At some point, the Nigerian government even claimed that the US has placed an embargo on it from acquiring weapons because of alleged human rights violations.

“I don’t think the Americans have done all they are capable of doing to help Nigeria,” says Victoria Ekhomu, managing director, Trans-world Security Systems Limited. “As an ally of the United States, America should have done better than they have done.
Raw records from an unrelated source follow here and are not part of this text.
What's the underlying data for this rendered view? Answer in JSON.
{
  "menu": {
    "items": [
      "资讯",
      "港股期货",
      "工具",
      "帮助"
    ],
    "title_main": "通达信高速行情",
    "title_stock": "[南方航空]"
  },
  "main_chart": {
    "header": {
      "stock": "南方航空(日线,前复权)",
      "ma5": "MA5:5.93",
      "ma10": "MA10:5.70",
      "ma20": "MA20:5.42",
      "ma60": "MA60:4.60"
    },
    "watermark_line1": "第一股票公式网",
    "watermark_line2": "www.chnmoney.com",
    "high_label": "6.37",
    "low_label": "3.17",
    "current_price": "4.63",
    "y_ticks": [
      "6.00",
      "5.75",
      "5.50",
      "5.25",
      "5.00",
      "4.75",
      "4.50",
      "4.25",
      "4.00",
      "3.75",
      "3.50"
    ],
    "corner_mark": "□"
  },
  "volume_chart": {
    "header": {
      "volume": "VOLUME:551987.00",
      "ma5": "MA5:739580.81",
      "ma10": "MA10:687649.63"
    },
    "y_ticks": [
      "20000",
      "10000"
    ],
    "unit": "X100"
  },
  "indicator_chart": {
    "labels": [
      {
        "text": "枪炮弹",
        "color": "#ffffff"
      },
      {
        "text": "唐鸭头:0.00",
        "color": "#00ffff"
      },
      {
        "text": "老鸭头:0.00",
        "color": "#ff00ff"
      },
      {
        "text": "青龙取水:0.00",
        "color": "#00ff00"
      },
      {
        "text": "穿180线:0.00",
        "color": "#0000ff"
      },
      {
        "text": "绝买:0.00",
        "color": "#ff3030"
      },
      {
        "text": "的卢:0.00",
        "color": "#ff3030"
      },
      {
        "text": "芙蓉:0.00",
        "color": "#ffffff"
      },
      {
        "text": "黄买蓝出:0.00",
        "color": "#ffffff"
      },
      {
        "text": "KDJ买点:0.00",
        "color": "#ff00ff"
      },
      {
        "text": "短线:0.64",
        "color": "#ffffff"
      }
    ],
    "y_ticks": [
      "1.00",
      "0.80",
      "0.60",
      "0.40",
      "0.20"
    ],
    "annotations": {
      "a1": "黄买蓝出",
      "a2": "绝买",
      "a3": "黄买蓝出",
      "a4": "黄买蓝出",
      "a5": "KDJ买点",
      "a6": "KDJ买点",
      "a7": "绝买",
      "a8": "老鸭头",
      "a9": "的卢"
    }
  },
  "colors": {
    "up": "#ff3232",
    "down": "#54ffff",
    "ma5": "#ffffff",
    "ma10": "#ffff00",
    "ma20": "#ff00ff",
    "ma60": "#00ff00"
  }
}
Consider how France came to the rescue of Mali when the country had a challenge, that is how allies help each other.

“It is possible the Nigerian government did not meet all the requirement of the Americans,” she says, “or the interests of both countries do not align on certain matters.”

While contrasting the solidarity shown to France (after the attack on satirical magazine, Charlie Hebdo), with cold responses of the global community to Nigeria (after the Baga attack that killed hundreds of people in the North-Eastern part of the country), a Conservative British MP, Richard Fuller, said “with the greatest respect to those who took part (in the rallies against the French attacks), our response to Boko Haram needs more than a hashtag and a photo opportunity.”

But Kelekume believes that, “it would have been difficult to assist Nigeria any way, here is a country that does not have a database of its own people, its local intelligence and institutions are weak. Given the circumstances, successful intervention could only have been a miracle.”